INSTRUCTIONS TO FOLLOW: All that is asked is a faithful reproduction of the entries.

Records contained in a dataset
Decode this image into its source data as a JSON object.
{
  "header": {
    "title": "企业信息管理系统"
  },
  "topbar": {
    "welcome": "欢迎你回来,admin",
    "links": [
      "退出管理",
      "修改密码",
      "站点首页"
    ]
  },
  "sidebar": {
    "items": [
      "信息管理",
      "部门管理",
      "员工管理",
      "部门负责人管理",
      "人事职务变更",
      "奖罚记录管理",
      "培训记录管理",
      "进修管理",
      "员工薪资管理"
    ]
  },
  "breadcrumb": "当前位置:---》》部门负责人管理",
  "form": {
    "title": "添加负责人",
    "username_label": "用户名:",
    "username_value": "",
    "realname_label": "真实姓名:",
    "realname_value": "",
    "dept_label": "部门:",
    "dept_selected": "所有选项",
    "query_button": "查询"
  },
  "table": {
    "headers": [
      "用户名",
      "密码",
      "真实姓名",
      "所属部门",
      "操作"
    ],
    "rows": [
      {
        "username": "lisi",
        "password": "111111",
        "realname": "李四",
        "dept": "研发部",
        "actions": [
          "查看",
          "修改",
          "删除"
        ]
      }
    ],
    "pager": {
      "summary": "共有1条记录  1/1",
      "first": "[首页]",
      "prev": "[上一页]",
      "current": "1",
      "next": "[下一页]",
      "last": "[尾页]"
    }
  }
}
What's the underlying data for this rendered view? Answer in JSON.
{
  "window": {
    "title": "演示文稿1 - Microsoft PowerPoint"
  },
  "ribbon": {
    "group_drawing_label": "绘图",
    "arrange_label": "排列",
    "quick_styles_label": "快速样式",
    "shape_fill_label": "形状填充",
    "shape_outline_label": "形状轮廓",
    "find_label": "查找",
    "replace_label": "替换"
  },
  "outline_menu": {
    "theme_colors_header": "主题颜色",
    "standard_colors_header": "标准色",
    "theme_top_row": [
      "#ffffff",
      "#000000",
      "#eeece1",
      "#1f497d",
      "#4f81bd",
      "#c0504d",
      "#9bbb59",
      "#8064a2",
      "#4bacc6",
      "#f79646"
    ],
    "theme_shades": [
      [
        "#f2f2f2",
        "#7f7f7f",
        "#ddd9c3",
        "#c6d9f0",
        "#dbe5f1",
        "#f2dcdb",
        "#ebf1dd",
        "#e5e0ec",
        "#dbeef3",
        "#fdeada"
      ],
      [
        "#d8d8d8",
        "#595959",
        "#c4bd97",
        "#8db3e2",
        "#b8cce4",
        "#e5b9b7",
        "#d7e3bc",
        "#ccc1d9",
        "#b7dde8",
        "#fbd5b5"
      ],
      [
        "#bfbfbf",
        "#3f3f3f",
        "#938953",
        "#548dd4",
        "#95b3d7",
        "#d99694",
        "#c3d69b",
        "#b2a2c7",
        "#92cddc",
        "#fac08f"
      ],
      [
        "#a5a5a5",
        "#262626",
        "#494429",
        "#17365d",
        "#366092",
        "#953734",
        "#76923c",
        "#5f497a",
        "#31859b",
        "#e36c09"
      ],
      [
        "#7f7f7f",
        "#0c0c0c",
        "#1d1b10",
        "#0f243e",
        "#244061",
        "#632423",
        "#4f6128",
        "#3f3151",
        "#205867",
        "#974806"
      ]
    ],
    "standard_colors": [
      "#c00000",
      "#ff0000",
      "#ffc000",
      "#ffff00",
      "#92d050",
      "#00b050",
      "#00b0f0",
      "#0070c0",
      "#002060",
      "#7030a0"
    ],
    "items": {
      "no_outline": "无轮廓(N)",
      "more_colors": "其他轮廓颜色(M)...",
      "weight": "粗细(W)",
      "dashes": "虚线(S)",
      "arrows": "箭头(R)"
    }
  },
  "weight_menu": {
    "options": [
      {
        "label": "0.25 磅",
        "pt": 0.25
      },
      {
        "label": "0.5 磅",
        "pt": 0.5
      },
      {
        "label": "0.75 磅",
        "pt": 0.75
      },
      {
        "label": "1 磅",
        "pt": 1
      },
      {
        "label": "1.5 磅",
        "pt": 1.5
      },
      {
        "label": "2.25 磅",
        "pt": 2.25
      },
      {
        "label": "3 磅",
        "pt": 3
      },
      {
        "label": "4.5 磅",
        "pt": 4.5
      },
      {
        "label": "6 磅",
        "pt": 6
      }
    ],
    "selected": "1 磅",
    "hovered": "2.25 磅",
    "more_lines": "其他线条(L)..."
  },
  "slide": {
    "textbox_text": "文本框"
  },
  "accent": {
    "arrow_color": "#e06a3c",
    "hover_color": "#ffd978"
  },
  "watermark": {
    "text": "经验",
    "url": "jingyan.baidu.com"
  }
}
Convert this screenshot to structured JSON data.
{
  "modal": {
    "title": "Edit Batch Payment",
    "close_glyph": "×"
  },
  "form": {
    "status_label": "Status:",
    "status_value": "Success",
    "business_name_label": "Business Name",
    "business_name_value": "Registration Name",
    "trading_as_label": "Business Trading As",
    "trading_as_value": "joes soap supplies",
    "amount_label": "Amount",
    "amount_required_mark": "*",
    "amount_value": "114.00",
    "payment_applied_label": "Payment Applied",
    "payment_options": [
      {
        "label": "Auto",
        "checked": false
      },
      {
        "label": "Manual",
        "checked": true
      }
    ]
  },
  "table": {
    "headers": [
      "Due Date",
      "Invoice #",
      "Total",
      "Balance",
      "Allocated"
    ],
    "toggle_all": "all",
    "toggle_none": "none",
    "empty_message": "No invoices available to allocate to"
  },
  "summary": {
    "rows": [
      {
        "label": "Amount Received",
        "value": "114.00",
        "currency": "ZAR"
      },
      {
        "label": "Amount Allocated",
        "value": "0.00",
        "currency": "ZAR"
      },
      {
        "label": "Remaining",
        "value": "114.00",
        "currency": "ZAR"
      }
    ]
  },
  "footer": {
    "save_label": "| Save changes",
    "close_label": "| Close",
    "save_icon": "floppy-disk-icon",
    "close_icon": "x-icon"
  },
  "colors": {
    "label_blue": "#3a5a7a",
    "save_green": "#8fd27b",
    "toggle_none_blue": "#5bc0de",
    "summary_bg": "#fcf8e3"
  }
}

RESPONSE TO THE TASK:
Decode this image into its source data as a JSON object.
{
  "header": {
    "title": "企业信息管理系统"
  },
  "topbar": {
    "welcome": "欢迎你回来,admin",
    "links": [
      "退出管理",
      "修改密码",
      "站点首页"
    ]
  },
  "sidebar": {
    "items": [
      "信息管理",
      "部门管理",
      "员工管理",
      "部门负责人管理",
      "人事职务变更",
      "奖罚记录管理",
      "培训记录管理",
      "进修管理",
      "员工薪资管理"
    ]
  },
  "breadcrumb": "当前位置:---》》部门负责人管理",
  "form": {
    "title": "添加负责人",
    "username_label": "用户名:",
    "username_value": "",
    "realname_label": "真实姓名:",
    "realname_value": "",
    "dept_label": "部门:",
    "dept_selected": "所有选项",
    "query_button": "查询"
  },
  "table": {
    "headers": [
      "用户名",
      "密码",
      "真实姓名",
      "所属部门",
      "操作"
    ],
    "rows": [
      {
        "username": "lisi",
        "password": "111111",
        "realname": "李四",
        "dept": "研发部",
        "actions": [
          "查看",
          "修改",
          "删除"
        ]
      }
    ],
    "pager": {
      "summary": "共有1条记录  1/1",
      "first": "[首页]",
      "prev": "[上一页]",
      "current": "1",
      "next": "[下一页]",
      "last": "[尾页]"
    }
  }
}
What's the underlying data for this rendered view? Answer in JSON.
{
  "window": {
    "title": "演示文稿1 - Microsoft PowerPoint"
  },
  "ribbon": {
    "group_drawing_label": "绘图",
    "arrange_label": "排列",
    "quick_styles_label": "快速样式",
    "shape_fill_label": "形状填充",
    "shape_outline_label": "形状轮廓",
    "find_label": "查找",
    "replace_label": "替换"
  },
  "outline_menu": {
    "theme_colors_header": "主题颜色",
    "standard_colors_header": "标准色",
    "theme_top_row": [
      "#ffffff",
      "#000000",
      "#eeece1",
      "#1f497d",
      "#4f81bd",
      "#c0504d",
      "#9bbb59",
      "#8064a2",
      "#4bacc6",
      "#f79646"
    ],
    "theme_shades": [
      [
        "#f2f2f2",
        "#7f7f7f",
        "#ddd9c3",
        "#c6d9f0",
        "#dbe5f1",
        "#f2dcdb",
        "#ebf1dd",
        "#e5e0ec",
        "#dbeef3",
        "#fdeada"
      ],
      [
        "#d8d8d8",
        "#595959",
        "#c4bd97",
        "#8db3e2",
        "#b8cce4",
        "#e5b9b7",
        "#d7e3bc",
        "#ccc1d9",
        "#b7dde8",
        "#fbd5b5"
      ],
      [
        "#bfbfbf",
        "#3f3f3f",
        "#938953",
        "#548dd4",
        "#95b3d7",
        "#d99694",
        "#c3d69b",
        "#b2a2c7",
        "#92cddc",
        "#fac08f"
      ],
      [
        "#a5a5a5",
        "#262626",
        "#494429",
        "#17365d",
        "#366092",
        "#953734",
        "#76923c",
        "#5f497a",
        "#31859b",
        "#e36c09"
      ],
      [
        "#7f7f7f",
        "#0c0c0c",
        "#1d1b10",
        "#0f243e",
        "#244061",
        "#632423",
        "#4f6128",
        "#3f3151",
        "#205867",
        "#974806"
      ]
    ],
    "standard_colors": [
      "#c00000",
      "#ff0000",
      "#ffc000",
      "#ffff00",
      "#92d050",
      "#00b050",
      "#00b0f0",
      "#0070c0",
      "#002060",
      "#7030a0"
    ],
    "items": {
      "no_outline": "无轮廓(N)",
      "more_colors": "其他轮廓颜色(M)...",
      "weight": "粗细(W)",
      "dashes": "虚线(S)",
      "arrows": "箭头(R)"
    }
  },
  "weight_menu": {
    "options": [
      {
        "label": "0.25 磅",
        "pt": 0.25
      },
      {
        "label": "0.5 磅",
        "pt": 0.5
      },
      {
        "label": "0.75 磅",
        "pt": 0.75
      },
      {
        "label": "1 磅",
        "pt": 1
      },
      {
        "label": "1.5 磅",
        "pt": 1.5
      },
      {
        "label": "2.25 磅",
        "pt": 2.25
      },
      {
        "label": "3 磅",
        "pt": 3
      },
      {
        "label": "4.5 磅",
        "pt": 4.5
      },
      {
        "label": "6 磅",
        "pt": 6
      }
    ],
    "selected": "1 磅",
    "hovered": "2.25 磅",
    "more_lines": "其他线条(L)..."
  },
  "slide": {
    "textbox_text": "文本框"
  },
  "accent": {
    "arrow_color": "#e06a3c",
    "hover_color": "#ffd978"
  },
  "watermark": {
    "text": "经验",
    "url": "jingyan.baidu.com"
  }
}
Convert this screenshot to structured JSON data.
{
  "modal": {
    "title": "Edit Batch Payment",
    "close_glyph": "×"
  },
  "form": {
    "status_label": "Status:",
    "status_value": "Success",
    "business_name_label": "Business Name",
    "business_name_value": "Registration Name",
    "trading_as_label": "Business Trading As",
    "trading_as_value": "joes soap supplies",
    "amount_label": "Amount",
    "amount_required_mark": "*",
    "amount_value": "114.00",
    "payment_applied_label": "Payment Applied",
    "payment_options": [
      {
        "label": "Auto",
        "checked": false
      },
      {
        "label": "Manual",
        "checked": true
      }
    ]
  },
  "table": {
    "headers": [
      "Due Date",
      "Invoice #",
      "Total",
      "Balance",
      "Allocated"
    ],
    "toggle_all": "all",
    "toggle_none": "none",
    "empty_message": "No invoices available to allocate to"
  },
  "summary": {
    "rows": [
      {
        "label": "Amount Received",
        "value": "114.00",
        "currency": "ZAR"
      },
      {
        "label": "Amount Allocated",
        "value": "0.00",
        "currency": "ZAR"
      },
      {
        "label": "Remaining",
        "value": "114.00",
        "currency": "ZAR"
      }
    ]
  },
  "footer": {
    "save_label": "| Save changes",
    "close_label": "| Close",
    "save_icon": "floppy-disk-icon",
    "close_icon": "x-icon"
  },
  "colors": {
    "label_blue": "#3a5a7a",
    "save_green": "#8fd27b",
    "toggle_none_blue": "#5bc0de",
    "summary_bg": "#fcf8e3"
  }
}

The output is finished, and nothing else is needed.